### Try it
For this exercise, copy the records below exactly and exclude every image.

[Web page and app entries]
☆ ☆ ☆

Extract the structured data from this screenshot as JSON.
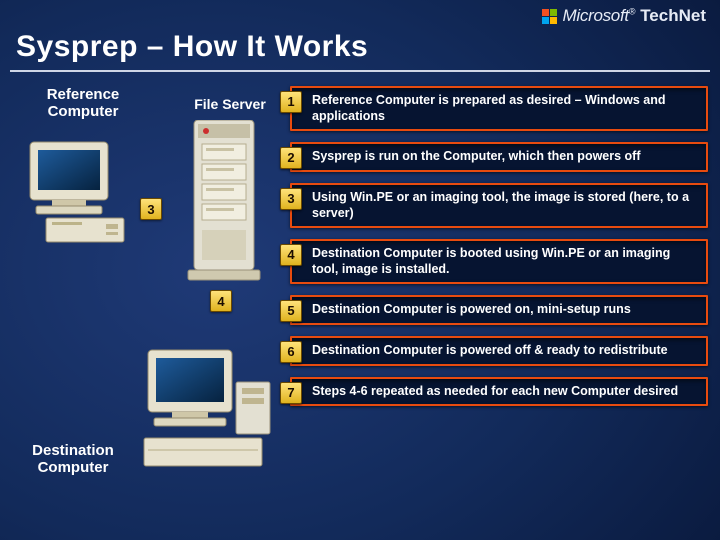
{
  "brand": {
    "company": "Microsoft",
    "product": "TechNet"
  },
  "title": "Sysprep – How It Works",
  "labels": {
    "reference": "Reference Computer",
    "fileserver": "File Server",
    "destination": "Destination Computer"
  },
  "diagram_badges": {
    "three": "3",
    "four": "4"
  },
  "steps": [
    {
      "n": "1",
      "text": "Reference Computer is prepared as desired – Windows and applications"
    },
    {
      "n": "2",
      "text": "Sysprep is run on the Computer, which then powers off"
    },
    {
      "n": "3",
      "text": "Using Win.PE or an imaging tool, the image is stored (here, to a server)"
    },
    {
      "n": "4",
      "text": "Destination Computer is booted using Win.PE or an imaging tool, image is installed."
    },
    {
      "n": "5",
      "text": "Destination Computer is powered on, mini-setup runs"
    },
    {
      "n": "6",
      "text": "Destination Computer is powered off & ready to redistribute"
    },
    {
      "n": "7",
      "text": "Steps 4-6 repeated as needed for each new Computer desired"
    }
  ]
}
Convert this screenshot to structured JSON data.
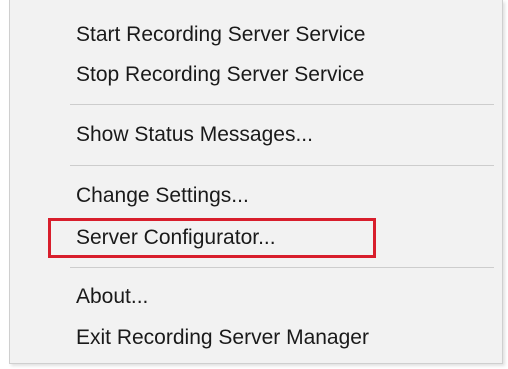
{
  "context_menu": {
    "items": [
      {
        "label": "Start Recording Server Service"
      },
      {
        "label": "Stop Recording Server Service"
      },
      {
        "label": "Show Status Messages..."
      },
      {
        "label": "Change Settings..."
      },
      {
        "label": "Server Configurator..."
      },
      {
        "label": "About..."
      },
      {
        "label": "Exit Recording Server Manager"
      }
    ],
    "highlighted_item": "Server Configurator...",
    "highlight_color": "#d81e2c",
    "background_color": "#f2f2f2"
  }
}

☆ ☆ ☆

### Exercise answer
Extract the structured data from this screenshot as JSON.
{
  "brand": {
    "company": "Microsoft",
    "product": "TechNet"
  },
  "title": "Sysprep – How It Works",
  "labels": {
    "reference": "Reference Computer",
    "fileserver": "File Server",
    "destination": "Destination Computer"
  },
  "diagram_badges": {
    "three": "3",
    "four": "4"
  },
  "steps": [
    {
      "n": "1",
      "text": "Reference Computer is prepared as desired – Windows and applications"
    },
    {
      "n": "2",
      "text": "Sysprep is run on the Computer, which then powers off"
    },
    {
      "n": "3",
      "text": "Using Win.PE or an imaging tool, the image is stored (here, to a server)"
    },
    {
      "n": "4",
      "text": "Destination Computer is booted using Win.PE or an imaging tool, image is installed."
    },
    {
      "n": "5",
      "text": "Destination Computer is powered on, mini-setup runs"
    },
    {
      "n": "6",
      "text": "Destination Computer is powered off & ready to redistribute"
    },
    {
      "n": "7",
      "text": "Steps 4-6 repeated as needed for each new Computer desired"
    }
  ]
}
Convert this screenshot to structured JSON data.
{
  "context_menu": {
    "items": [
      {
        "label": "Start Recording Server Service"
      },
      {
        "label": "Stop Recording Server Service"
      },
      {
        "label": "Show Status Messages..."
      },
      {
        "label": "Change Settings..."
      },
      {
        "label": "Server Configurator..."
      },
      {
        "label": "About..."
      },
      {
        "label": "Exit Recording Server Manager"
      }
    ],
    "highlighted_item": "Server Configurator...",
    "highlight_color": "#d81e2c",
    "background_color": "#f2f2f2"
  }
}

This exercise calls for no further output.